1960’s Chicago: cars zooming down Lake Shore Drive, crowds heading into the Opera House, people observing artworks in the Art Institute, and Chicagoans laying around Grant Park on a sunny day. These are just a few of the scenes captured by amateur filmmaker Margaret Conneely in her film The City to See in ’63. The people, neighborhoods, and architecture of Chicago are all captured in this well-crafted 12-minute, 16mm color film taped in 1962.
The film captures some key architectural sites in Chicago, including the construction of Marina City. In addition, there are clips of a few buildings that no longer exist such as the Chicago Sun-Times building, demolished in 2004; White Sox Park, demolished in 1991; and the first McCormick place, wrecked in 1967.
Conneely also covers different neighborhoods of Chicago including Lincoln Park, Logan Square, Garfield Park, and old Maxwell Street.
As shown in the film, Chicago has always been known for its spectacular array of architecture.

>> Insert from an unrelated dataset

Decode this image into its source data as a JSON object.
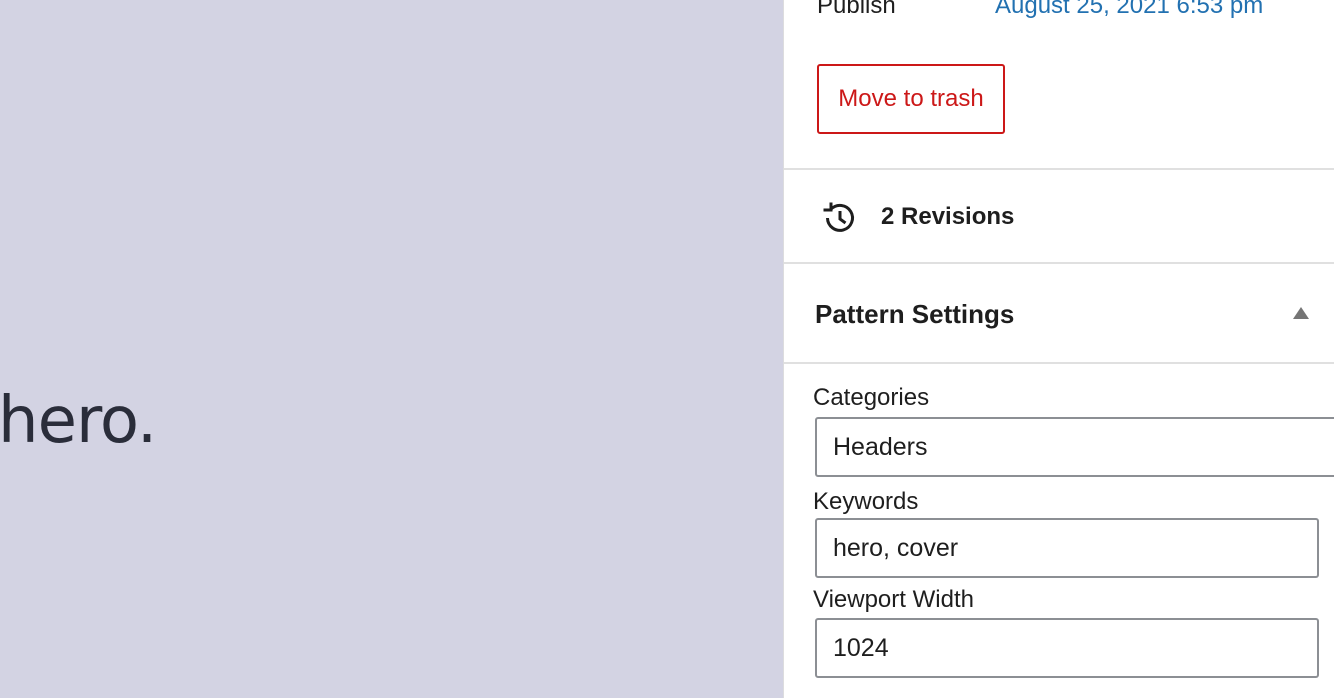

To see more current architectural sites in Chicago, view our Architecture City Guide: Chicago.